SBoM - The Case for Transparency
Role of Software BoM in Securing Software Supply Chain
In July 2021, a ransomware group, R-Evil, attacked a Managed Service Provider, Kaseya. R-Evil hit Ksaeya’s remote monitoring platform. More than 1,000 Kaseya’s customers used the platform. Each of these customers provides services to many other large businesses. By noon, US Eastern time, R-Evil claimed that one million systems were down because of their ransomware attack! The ransom of $1 million at 8 am was raised to $70 million US dollars by noon! This is all because of one vulnerability in the remote monitoring software that attackers could exploit successfully. Like traditional supply chains, software supply chains can also create a domino effect and disrupt businesses and society.
Software Supply Chain
The software supply chain comprises source code, third party and open source libraries, other software components, tools, etc., needed to build and release the software. If any of the dependencies fails, the functionality of the software or application is impacted. Disrupting the software supply chain is not only impacting the software and technology companies but can affect almost all businesses, government, and society. That is why securing the software supply chain is the most important priority. `
The US government issued an executive order to secure information and infrastructure. Executive Order (EO) 14028, Improving the Nation’s Cybersecurity (May 12, 2021),1 focuses on the security and integrity of the software supply chain and emphasizes the importance of secure software development environments. The EO directs the Department of Commerce, in coordination with the National Telecommunications and Information Administration (NTIA), to publish the “minimum elements” for a Software Bill of Materials (SBoM).
The term Bill of Material (BoM) originates from the manufacturing industry. The BoM is a list of raw materials included in manufacturing a product. In its simplest form, the Software Bill of Material or SBoM is defined as a list of third party or open sourced components used in the software. In other words, SBoM is a snapshot of the software supply chain. To maximize the benefits and optimize the SBoM creation process, the SBoM should be integrated with the Secure Software Development Lifecycle.
The SBoM usually includes the following information:
- Author Name: Author of the SBoM. The author name field could be the same as the supplier name, or the company could hire a third party to do the work.
- Supplier Name: The supplier is the software developer or creator.
- Component Name: Names of the various components and libraries included in the software.
- Versioning String: Version information of the components/libraries included in the software.
- Component Hash/Unique Identifier: Adding component hash provides a unique and secured identifier.
- Relationship: The relationship of the component included with the software is very important.

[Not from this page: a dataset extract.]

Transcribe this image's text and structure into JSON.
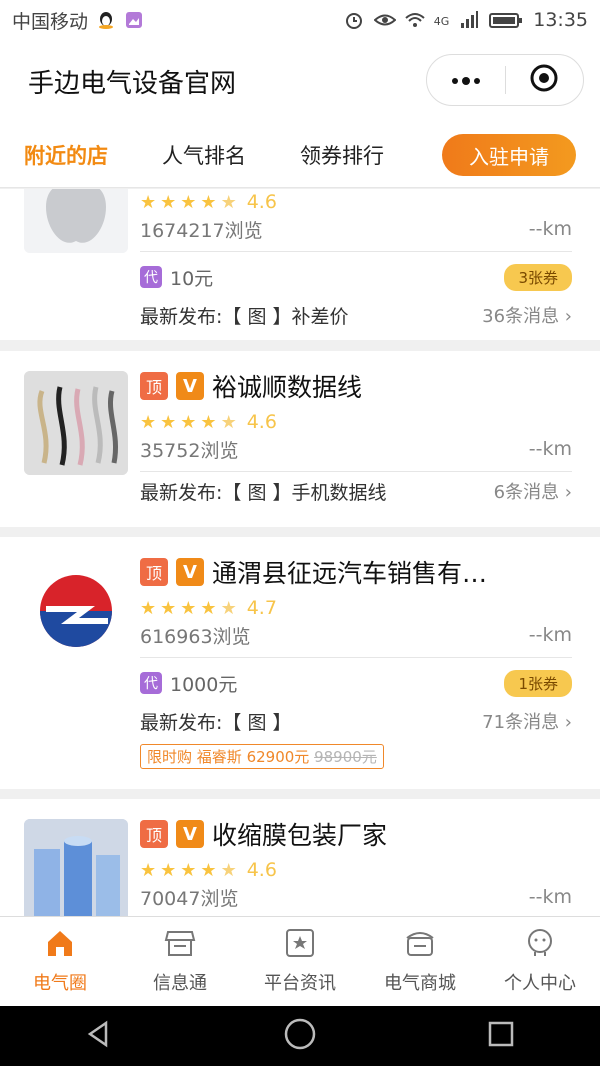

The direction of the relationship is not as important as long as it is consistent in one direction.
Currently, there are three SBoM formats are in use. Please click on the names below to find out more about each format:

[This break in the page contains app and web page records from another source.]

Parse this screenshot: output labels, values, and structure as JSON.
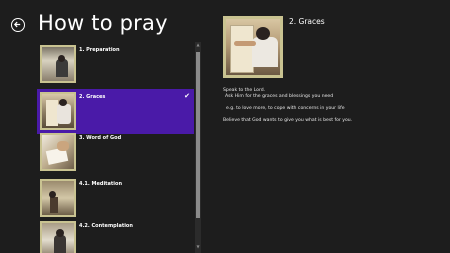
{
  "header": {
    "title": "How to pray"
  },
  "list": {
    "items": [
      {
        "label": "1. Preparation",
        "selected": false
      },
      {
        "label": "2. Graces",
        "selected": true
      },
      {
        "label": "3. Word of God",
        "selected": false
      },
      {
        "label": "4.1. Meditation",
        "selected": false
      },
      {
        "label": "4.2. Contemplation",
        "selected": false
      }
    ],
    "check_glyph": "✔"
  },
  "scrollbar": {
    "up_glyph": "▲",
    "down_glyph": "▼"
  },
  "detail": {
    "title": "2. Graces",
    "lines": [
      "Speak to the Lord.",
      "Ask Him for the graces and blessings you need",
      "e.g. to love more,  to cope with concerns in your life",
      "Believe that God wants to give you what is best for you."
    ]
  },
  "colors": {
    "background": "#1d1d1d",
    "selected": "#4a1aa8",
    "thumb_border": "#c9c391"
  },
  "icons": {
    "back": "back-arrow-icon"
  }
}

Benefits of SBoM
Some of the critical benefits of SBoM to software vendors & customers are:
- Quantifying and managing licenses

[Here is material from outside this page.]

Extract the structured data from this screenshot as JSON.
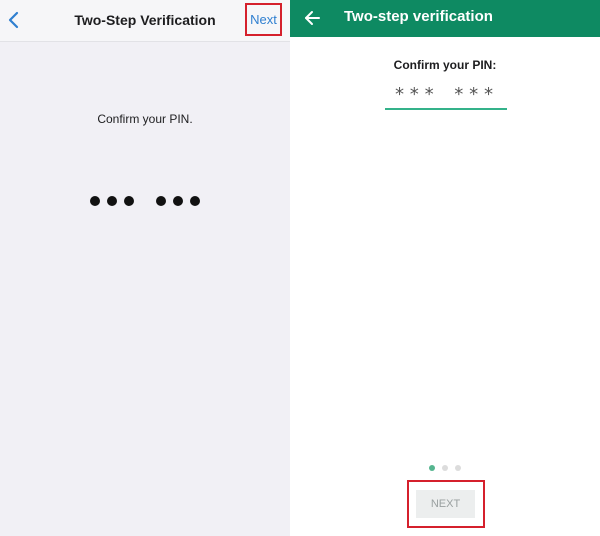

- Identifying and remediating known vulnerabilities
- Identifying and managing compliance requirements
The software vendor or supplier has one more crucial benefit — Transparency. By sharing the SBoM, the software supplier can prove that they have processes to manage vulnerabilities, apply patches, and adhere to compliance.
The benefits of SBoM are far more to customers with the onPrem deployment. This is because, in the case of onprem deployments, customers are on the hook for applying certain patches and managing the environment. Knowing what is in the software keeps them looking for new vulnerabilities or versions of any dependent software.
However, in the case of cloud customers, especially SaaS customers, these benefits are not as lucrative since SaaS consumer does not have to manage vulnerabilities, apply patches, or upgrade to the new version.
The Case for Transparency
The SaaS vendors can use SBoM for transparency and to vouch for the quality and security of the software. By sharing the SBoM, the software vendor assures the customers of the products and processes’ authenticity, integrity, and reliability. Apart from the software vendor’s SBoM, SaaS customers can also obtain SOC 2 and other third party audit/compliance reports to verify the quality and security of the software,